Problem description:
Please copy the entries below word for word.

......

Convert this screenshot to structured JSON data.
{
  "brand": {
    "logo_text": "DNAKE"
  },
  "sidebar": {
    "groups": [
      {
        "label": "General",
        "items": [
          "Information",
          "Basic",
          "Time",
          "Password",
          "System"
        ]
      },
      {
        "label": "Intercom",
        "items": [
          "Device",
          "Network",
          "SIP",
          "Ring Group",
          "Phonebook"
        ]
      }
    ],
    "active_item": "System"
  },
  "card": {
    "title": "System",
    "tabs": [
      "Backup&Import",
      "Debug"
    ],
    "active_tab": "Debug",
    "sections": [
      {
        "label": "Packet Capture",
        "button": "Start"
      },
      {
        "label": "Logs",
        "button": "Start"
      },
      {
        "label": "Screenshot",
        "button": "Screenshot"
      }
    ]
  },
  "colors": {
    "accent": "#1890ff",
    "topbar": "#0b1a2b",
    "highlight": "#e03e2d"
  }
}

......

Written reply:
Convert this screenshot to structured JSON data.
{
  "brand": {
    "logo_text": "DNAKE"
  },
  "sidebar": {
    "groups": [
      {
        "label": "General",
        "items": [
          "Information",
          "Basic",
          "Time",
          "Password",
          "System"
        ]
      },
      {
        "label": "Intercom",
        "items": [
          "Device",
          "Network",
          "SIP",
          "Ring Group",
          "Phonebook"
        ]
      }
    ],
    "active_item": "System"
  },
  "card": {
    "title": "System",
    "tabs": [
      "Backup&Import",
      "Debug"
    ],
    "active_tab": "Debug",
    "sections": [
      {
        "label": "Packet Capture",
        "button": "Start"
      },
      {
        "label": "Logs",
        "button": "Start"
      },
      {
        "label": "Screenshot",
        "button": "Screenshot"
      }
    ]
  },
  "colors": {
    "accent": "#1890ff",
    "topbar": "#0b1a2b",
    "highlight": "#e03e2d"
  }
}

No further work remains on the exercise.